An appendix to a bill, often setting out matters that are too detailed to include in the main body of the bill.
The stage (debate) in the passing of a bill at which the House of Representatives agrees to the principle of a bill. This stage follows the first reading, usually after the bill has been considered by a select committee.
Distinct, numbered blocks of text that together form an Act of Parliament. (See clauses.)
A committee whose membership is confined to a limited number of members of Parliament. There are 13 “subject select committees”, each of which deals with a particular subject area.
The officer who leads the Speaker into the Chamber each sitting day and carries the Mace. The Serjeant-at-Arms also maintains order in the House and the galleries.
A grouping of sitting days from an Opening of Parliament until the prorogation of Parliament or the end of a term of Parliament. Until the 1990s there tended to be one session or more each calendar year, but now there is usually only one session in each term of Parliament.
A day on which the House of Representatives meets.
The Queen (or King) of New Zealand.
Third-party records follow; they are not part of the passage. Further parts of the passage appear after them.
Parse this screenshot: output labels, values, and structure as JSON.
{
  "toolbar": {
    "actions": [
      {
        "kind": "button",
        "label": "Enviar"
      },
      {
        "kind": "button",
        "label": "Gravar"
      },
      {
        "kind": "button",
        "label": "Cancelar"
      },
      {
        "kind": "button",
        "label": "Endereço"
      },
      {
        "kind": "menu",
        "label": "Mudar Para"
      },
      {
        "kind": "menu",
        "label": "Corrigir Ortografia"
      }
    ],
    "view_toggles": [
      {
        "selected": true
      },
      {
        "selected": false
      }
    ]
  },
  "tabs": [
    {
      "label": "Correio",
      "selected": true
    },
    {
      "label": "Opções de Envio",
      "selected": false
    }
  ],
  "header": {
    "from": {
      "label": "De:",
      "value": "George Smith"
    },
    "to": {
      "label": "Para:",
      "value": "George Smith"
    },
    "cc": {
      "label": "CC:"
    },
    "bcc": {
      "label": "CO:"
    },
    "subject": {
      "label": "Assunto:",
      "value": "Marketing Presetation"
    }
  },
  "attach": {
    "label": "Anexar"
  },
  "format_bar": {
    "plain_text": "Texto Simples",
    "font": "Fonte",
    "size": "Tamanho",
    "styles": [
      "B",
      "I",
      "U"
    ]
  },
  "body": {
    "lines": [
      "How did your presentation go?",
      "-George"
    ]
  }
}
The Governor-General represents the Sovereign in New Zealand.
The principal presiding officer of the House of Representatives. The Speaker is a member of Parliament who has been elected to that role by the other members of Parliament. The Speaker represents the House in its relations with the Sovereign.
Speech from the Throne
A speech made by the Sovereign or Governor-General to officially open a session of Parliament. The Speech from the Throne outlines the Government's legislative and policy plans.
Rules made by the House of Representatives that govern its proceedings.
State Opening of Parliament
The ceremonial occasion when the Governor-General delivers the Speech from the Throne to open a new session of Parliament.
Another word for an Act of Parliament.
A numbered component of a clause, usually in a single sentence. Subclauses become known as “subsections” when a bill becomes an Act.
A statement of further amounts to be spent by Government departments, offices of Parliament, Crown entities, State enterprises, and public organisations in the current financial year in addition to the details of spending contained in the Estimates. This spending must be approved by an Appropriation Bill.
The oblong table in front of and below the Speaker's Chair in the Chamber.
To formally present a document to the House of Representatives.
The member of Parliament who records the vote cast by each member in a personal vote. There is one teller for the Ayes and one for the Noes.
term of Parliament
The period from the Opening of Parliament after a general election until the Parliament ends (either by dissolution or expiration). By law this term may be no longer than three years from the date set for the declaration of the results after the general election.
The last stage (debate) in the passing of a bill. On being passed, the bill receives the Royal assent. When a bill has the Royal assent, it becomes law.
A description of a parliament that consists of a single House, or legislative chamber — in New Zealand’s case, the House of Representatives. New Zealand’s Parliament was bicameral (consisting of two Houses) until the Legislative Council was abolished in 1951.
A description for the Legislative Council, which was abolished in 1951.
A motion proposing that the House accord urgency to certain business. If the motion is agreed, the House may pass that business through more than one stage on that sitting day, and in order to do so may extend its hours beyond the usual time.
The result of a vote as initially declared by the presiding officer. If no member then calls for a party vote or a personal vote, the decision is regarded as unanimous.
Motions are put to a vote, which can be a voice vote, party vote, or personal vote.
Part of an Appropriation Bill containing details of the authority to spend public money or incur expenses.
A member who acts as a party manager. The Green Party prefers to call this position the musterer. A whip ensures that members of his or her party are present in the Chamber or within the precincts of Parliament to support or oppose a motion that is put to the vote.